**What this task involves:** All lines that hold the string "wallet" should be copied. Find them in the listing below.

**Entries supplied:**

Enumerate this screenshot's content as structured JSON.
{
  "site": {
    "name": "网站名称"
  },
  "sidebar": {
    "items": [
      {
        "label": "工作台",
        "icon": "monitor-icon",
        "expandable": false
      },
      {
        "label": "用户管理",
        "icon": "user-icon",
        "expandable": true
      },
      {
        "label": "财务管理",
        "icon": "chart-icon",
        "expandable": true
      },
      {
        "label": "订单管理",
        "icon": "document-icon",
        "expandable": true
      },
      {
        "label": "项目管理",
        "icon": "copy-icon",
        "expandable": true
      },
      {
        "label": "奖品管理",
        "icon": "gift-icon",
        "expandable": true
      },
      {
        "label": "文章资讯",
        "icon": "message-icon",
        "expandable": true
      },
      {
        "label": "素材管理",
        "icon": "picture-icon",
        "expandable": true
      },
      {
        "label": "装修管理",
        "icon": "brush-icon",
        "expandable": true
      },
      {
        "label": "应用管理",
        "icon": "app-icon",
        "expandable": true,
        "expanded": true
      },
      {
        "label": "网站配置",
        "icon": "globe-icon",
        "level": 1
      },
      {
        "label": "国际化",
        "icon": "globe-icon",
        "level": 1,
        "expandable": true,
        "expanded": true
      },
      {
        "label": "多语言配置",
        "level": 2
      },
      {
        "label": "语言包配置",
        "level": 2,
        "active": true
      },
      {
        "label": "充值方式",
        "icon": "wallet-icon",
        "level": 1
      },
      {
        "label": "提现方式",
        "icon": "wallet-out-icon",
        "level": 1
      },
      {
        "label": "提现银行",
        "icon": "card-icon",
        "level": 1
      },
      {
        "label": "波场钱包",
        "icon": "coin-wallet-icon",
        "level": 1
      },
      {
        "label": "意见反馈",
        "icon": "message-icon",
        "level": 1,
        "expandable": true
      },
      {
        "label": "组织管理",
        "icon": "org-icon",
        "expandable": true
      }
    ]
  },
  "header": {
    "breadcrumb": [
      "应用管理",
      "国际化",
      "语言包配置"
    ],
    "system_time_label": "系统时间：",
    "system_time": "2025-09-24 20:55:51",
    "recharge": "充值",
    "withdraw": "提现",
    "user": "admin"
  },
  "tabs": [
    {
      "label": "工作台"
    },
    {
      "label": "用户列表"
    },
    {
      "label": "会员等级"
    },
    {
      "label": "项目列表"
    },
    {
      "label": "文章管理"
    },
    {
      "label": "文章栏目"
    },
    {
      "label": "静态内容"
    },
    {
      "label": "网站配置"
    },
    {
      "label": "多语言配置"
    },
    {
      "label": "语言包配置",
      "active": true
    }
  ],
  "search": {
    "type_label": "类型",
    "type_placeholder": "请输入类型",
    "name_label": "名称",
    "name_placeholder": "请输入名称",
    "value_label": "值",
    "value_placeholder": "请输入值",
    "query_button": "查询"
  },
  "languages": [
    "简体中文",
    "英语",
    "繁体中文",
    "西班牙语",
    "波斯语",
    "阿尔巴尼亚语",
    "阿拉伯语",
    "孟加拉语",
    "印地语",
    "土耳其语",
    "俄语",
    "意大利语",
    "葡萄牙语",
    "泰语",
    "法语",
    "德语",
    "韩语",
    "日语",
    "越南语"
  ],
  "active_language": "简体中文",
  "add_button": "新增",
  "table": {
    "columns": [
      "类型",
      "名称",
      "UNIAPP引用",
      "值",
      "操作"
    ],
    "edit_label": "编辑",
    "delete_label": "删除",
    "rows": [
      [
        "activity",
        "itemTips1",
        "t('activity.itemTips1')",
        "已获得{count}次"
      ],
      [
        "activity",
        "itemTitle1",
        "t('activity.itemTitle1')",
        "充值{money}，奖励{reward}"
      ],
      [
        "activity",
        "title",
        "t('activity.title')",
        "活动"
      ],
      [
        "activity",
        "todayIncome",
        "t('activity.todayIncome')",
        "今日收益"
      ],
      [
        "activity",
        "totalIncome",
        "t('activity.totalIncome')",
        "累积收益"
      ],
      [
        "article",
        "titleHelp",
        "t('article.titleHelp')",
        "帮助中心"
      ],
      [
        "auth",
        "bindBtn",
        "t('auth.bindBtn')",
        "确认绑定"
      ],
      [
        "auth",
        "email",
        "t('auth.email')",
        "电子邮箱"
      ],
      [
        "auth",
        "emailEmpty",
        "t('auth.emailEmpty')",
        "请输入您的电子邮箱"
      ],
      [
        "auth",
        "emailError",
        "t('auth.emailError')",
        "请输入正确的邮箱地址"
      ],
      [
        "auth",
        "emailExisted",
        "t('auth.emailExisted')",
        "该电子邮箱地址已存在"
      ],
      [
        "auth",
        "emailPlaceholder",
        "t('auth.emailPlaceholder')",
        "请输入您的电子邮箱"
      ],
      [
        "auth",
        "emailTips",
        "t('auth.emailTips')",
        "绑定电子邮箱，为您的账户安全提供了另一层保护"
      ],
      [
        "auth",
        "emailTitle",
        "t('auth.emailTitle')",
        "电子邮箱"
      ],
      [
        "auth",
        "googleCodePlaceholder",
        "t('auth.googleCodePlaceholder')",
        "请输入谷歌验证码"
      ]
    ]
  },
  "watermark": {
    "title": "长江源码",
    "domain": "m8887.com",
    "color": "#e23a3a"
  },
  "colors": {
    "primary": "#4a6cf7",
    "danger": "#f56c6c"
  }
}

**Finished exercise:**
        "icon": "wallet-icon",
        "icon": "wallet-out-icon",
        "icon": "coin-wallet-icon",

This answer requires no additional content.